• _WORK TASK_: Go through the material and copy each line that includes "white".

• _DATA RECORDS_:
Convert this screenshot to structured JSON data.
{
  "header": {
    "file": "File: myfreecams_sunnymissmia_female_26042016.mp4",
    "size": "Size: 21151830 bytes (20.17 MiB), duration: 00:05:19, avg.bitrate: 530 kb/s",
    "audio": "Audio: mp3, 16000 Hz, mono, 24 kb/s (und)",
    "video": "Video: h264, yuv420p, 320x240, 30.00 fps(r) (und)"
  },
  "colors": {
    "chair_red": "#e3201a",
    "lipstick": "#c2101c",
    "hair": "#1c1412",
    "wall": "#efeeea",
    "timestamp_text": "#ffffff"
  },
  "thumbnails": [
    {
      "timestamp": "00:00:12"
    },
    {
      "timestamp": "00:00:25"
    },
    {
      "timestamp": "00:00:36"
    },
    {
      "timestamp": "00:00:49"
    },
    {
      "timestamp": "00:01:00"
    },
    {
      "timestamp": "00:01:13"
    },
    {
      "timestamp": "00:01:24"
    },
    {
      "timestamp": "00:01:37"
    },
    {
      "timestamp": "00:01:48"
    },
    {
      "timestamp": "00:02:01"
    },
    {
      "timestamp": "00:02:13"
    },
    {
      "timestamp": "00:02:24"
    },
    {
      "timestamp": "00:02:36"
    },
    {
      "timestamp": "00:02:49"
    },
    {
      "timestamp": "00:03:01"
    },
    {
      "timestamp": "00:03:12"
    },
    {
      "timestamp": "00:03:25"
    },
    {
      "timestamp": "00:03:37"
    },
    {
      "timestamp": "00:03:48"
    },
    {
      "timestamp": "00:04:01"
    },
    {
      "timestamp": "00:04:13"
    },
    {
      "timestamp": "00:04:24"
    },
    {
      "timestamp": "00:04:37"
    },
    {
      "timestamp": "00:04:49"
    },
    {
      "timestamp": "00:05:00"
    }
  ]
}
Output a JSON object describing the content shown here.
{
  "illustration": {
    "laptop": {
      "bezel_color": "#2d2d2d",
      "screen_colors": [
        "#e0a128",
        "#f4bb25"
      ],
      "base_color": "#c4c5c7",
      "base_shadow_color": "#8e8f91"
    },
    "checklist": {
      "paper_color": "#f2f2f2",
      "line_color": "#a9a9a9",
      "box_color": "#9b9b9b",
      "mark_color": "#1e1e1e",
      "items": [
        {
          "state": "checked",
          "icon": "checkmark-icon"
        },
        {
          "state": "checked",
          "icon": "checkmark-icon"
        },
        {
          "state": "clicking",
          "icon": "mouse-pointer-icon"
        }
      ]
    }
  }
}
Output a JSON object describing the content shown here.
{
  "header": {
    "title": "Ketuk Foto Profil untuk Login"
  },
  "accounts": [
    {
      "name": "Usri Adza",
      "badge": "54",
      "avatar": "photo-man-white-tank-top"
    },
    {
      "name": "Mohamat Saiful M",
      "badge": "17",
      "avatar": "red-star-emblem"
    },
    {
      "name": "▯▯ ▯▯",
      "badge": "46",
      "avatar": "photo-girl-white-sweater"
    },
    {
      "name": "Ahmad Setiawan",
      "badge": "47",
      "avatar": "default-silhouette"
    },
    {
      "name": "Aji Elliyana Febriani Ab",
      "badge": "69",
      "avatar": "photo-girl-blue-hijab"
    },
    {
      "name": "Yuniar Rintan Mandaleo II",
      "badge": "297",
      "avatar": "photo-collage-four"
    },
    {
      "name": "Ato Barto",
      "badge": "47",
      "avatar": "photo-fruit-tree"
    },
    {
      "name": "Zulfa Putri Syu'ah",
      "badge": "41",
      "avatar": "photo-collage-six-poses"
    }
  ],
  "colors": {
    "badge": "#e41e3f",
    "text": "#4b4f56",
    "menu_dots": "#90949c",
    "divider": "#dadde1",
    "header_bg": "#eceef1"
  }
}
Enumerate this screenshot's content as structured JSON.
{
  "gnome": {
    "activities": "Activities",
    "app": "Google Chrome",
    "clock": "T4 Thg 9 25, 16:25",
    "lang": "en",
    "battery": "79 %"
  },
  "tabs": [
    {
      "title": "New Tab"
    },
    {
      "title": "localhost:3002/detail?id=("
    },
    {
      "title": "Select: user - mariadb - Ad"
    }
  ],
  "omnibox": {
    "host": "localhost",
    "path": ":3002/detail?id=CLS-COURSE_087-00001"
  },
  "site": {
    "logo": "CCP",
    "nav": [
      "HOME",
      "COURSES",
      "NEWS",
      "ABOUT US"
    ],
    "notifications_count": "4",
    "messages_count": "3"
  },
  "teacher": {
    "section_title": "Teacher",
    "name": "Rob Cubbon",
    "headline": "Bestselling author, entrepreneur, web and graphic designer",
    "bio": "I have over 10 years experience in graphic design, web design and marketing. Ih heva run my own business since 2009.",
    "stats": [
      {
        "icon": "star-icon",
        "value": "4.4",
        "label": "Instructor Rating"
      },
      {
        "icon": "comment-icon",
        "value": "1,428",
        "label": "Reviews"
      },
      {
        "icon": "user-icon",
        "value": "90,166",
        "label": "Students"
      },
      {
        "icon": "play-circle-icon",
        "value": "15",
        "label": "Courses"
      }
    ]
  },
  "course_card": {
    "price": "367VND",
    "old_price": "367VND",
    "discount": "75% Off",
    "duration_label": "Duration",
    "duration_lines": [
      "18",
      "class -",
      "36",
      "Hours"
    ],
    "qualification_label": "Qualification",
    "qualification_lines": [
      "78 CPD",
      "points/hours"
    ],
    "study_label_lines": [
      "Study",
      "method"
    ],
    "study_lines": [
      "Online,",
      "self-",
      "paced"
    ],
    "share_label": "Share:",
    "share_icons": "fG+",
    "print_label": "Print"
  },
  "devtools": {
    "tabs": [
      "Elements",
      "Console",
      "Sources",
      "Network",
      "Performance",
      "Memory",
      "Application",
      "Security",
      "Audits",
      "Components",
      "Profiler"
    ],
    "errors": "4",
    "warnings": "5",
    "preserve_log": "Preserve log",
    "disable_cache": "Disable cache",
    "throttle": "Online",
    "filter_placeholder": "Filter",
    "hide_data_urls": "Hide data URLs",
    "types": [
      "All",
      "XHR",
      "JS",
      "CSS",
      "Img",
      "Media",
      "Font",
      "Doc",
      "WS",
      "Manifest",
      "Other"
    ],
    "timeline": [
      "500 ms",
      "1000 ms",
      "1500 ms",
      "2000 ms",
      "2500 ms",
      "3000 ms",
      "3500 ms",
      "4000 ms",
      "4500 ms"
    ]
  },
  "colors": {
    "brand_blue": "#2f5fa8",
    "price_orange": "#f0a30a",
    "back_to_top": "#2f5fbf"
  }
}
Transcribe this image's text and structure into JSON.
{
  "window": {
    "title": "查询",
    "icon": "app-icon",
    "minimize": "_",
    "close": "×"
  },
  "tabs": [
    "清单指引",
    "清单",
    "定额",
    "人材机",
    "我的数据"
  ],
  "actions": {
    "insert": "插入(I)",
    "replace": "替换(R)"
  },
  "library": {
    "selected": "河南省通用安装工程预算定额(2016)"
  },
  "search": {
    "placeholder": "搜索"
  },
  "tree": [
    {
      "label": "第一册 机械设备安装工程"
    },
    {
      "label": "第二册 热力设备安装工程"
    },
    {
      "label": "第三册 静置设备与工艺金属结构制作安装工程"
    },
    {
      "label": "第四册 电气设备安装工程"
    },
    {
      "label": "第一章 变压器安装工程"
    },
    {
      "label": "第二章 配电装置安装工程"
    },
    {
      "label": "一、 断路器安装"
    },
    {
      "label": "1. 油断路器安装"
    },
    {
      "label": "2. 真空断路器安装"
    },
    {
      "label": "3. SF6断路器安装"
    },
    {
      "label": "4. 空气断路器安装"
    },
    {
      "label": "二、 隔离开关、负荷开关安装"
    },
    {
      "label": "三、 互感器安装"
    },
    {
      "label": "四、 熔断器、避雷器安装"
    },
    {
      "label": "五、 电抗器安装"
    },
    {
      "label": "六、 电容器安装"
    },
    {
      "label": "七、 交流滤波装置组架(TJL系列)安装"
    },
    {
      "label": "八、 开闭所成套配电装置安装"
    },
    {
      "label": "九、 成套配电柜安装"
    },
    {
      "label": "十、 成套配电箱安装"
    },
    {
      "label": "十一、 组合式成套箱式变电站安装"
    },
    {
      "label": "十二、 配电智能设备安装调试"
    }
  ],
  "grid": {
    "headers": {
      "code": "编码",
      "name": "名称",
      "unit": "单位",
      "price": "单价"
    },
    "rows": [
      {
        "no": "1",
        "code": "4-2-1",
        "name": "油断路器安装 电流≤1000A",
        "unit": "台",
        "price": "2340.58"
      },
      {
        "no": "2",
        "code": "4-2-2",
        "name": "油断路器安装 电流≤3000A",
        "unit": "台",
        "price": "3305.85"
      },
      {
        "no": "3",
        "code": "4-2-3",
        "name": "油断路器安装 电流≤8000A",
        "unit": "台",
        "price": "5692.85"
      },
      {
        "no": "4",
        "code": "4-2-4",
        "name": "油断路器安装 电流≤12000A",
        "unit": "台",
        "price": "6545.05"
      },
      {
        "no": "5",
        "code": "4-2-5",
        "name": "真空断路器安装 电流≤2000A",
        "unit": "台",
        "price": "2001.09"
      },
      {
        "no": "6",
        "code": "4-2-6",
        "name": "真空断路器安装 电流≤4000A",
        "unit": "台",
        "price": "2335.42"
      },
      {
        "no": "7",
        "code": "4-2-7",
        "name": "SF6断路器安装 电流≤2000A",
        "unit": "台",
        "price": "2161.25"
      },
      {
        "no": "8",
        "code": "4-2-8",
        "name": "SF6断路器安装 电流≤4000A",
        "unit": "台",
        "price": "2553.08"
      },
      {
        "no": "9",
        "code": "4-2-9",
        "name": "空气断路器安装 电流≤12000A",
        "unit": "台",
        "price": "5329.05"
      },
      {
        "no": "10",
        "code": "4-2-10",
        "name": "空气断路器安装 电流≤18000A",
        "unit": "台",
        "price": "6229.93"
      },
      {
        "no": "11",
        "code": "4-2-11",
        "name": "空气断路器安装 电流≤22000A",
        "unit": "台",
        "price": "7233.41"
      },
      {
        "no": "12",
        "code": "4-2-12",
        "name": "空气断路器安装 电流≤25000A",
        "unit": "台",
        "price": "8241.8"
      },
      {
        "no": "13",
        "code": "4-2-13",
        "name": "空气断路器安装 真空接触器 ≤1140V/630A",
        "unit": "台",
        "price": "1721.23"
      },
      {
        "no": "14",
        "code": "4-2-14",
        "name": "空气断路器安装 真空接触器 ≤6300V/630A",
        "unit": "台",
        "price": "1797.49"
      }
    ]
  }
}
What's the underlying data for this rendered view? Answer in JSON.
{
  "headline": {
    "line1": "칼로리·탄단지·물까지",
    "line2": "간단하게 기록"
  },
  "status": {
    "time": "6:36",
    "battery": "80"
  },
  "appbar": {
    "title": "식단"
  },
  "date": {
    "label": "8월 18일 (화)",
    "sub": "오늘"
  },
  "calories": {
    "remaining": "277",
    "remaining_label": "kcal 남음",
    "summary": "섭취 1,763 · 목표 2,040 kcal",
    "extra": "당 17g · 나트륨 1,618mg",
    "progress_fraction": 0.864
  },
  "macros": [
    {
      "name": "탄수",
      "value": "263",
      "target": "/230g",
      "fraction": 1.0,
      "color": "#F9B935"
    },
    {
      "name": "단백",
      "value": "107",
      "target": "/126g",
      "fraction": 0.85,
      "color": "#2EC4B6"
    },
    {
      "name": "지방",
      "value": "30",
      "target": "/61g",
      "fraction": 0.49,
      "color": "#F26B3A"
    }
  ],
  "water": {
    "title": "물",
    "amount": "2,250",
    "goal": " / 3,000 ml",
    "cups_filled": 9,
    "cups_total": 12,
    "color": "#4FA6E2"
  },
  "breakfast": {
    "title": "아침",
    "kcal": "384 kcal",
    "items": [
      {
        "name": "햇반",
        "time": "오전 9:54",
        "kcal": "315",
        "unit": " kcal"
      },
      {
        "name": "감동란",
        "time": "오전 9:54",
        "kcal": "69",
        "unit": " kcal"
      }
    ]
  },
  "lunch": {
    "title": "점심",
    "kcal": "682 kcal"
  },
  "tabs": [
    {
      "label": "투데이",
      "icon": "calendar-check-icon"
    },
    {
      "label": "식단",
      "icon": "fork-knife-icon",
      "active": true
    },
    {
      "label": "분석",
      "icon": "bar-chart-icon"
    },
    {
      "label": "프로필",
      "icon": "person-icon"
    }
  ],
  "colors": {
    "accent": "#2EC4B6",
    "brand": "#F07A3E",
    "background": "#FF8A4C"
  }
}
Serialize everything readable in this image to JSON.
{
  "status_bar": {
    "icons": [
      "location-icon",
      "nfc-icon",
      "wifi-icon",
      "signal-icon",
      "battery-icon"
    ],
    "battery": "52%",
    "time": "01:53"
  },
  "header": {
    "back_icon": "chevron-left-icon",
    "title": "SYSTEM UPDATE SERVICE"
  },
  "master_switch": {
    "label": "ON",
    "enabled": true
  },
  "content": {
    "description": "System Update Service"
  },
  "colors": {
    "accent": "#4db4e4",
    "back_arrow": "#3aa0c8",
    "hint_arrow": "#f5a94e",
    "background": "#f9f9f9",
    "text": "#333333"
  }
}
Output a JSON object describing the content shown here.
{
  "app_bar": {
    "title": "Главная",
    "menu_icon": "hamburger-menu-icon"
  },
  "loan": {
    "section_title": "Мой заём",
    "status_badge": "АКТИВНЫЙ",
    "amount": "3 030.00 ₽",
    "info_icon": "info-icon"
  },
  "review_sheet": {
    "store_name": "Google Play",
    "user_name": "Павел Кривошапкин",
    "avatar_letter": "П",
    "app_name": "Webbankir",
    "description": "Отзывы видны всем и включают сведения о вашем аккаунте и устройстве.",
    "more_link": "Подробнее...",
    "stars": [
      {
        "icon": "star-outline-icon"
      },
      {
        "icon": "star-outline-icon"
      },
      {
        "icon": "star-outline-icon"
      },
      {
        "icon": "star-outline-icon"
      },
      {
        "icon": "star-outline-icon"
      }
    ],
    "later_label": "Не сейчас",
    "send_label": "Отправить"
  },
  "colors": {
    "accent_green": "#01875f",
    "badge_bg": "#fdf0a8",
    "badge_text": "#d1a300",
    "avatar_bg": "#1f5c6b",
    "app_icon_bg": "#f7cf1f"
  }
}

• _RESPONSE TO THE TASK_:
      "avatar": "photo-man-white-tank-top"
      "avatar": "photo-girl-white-sweater"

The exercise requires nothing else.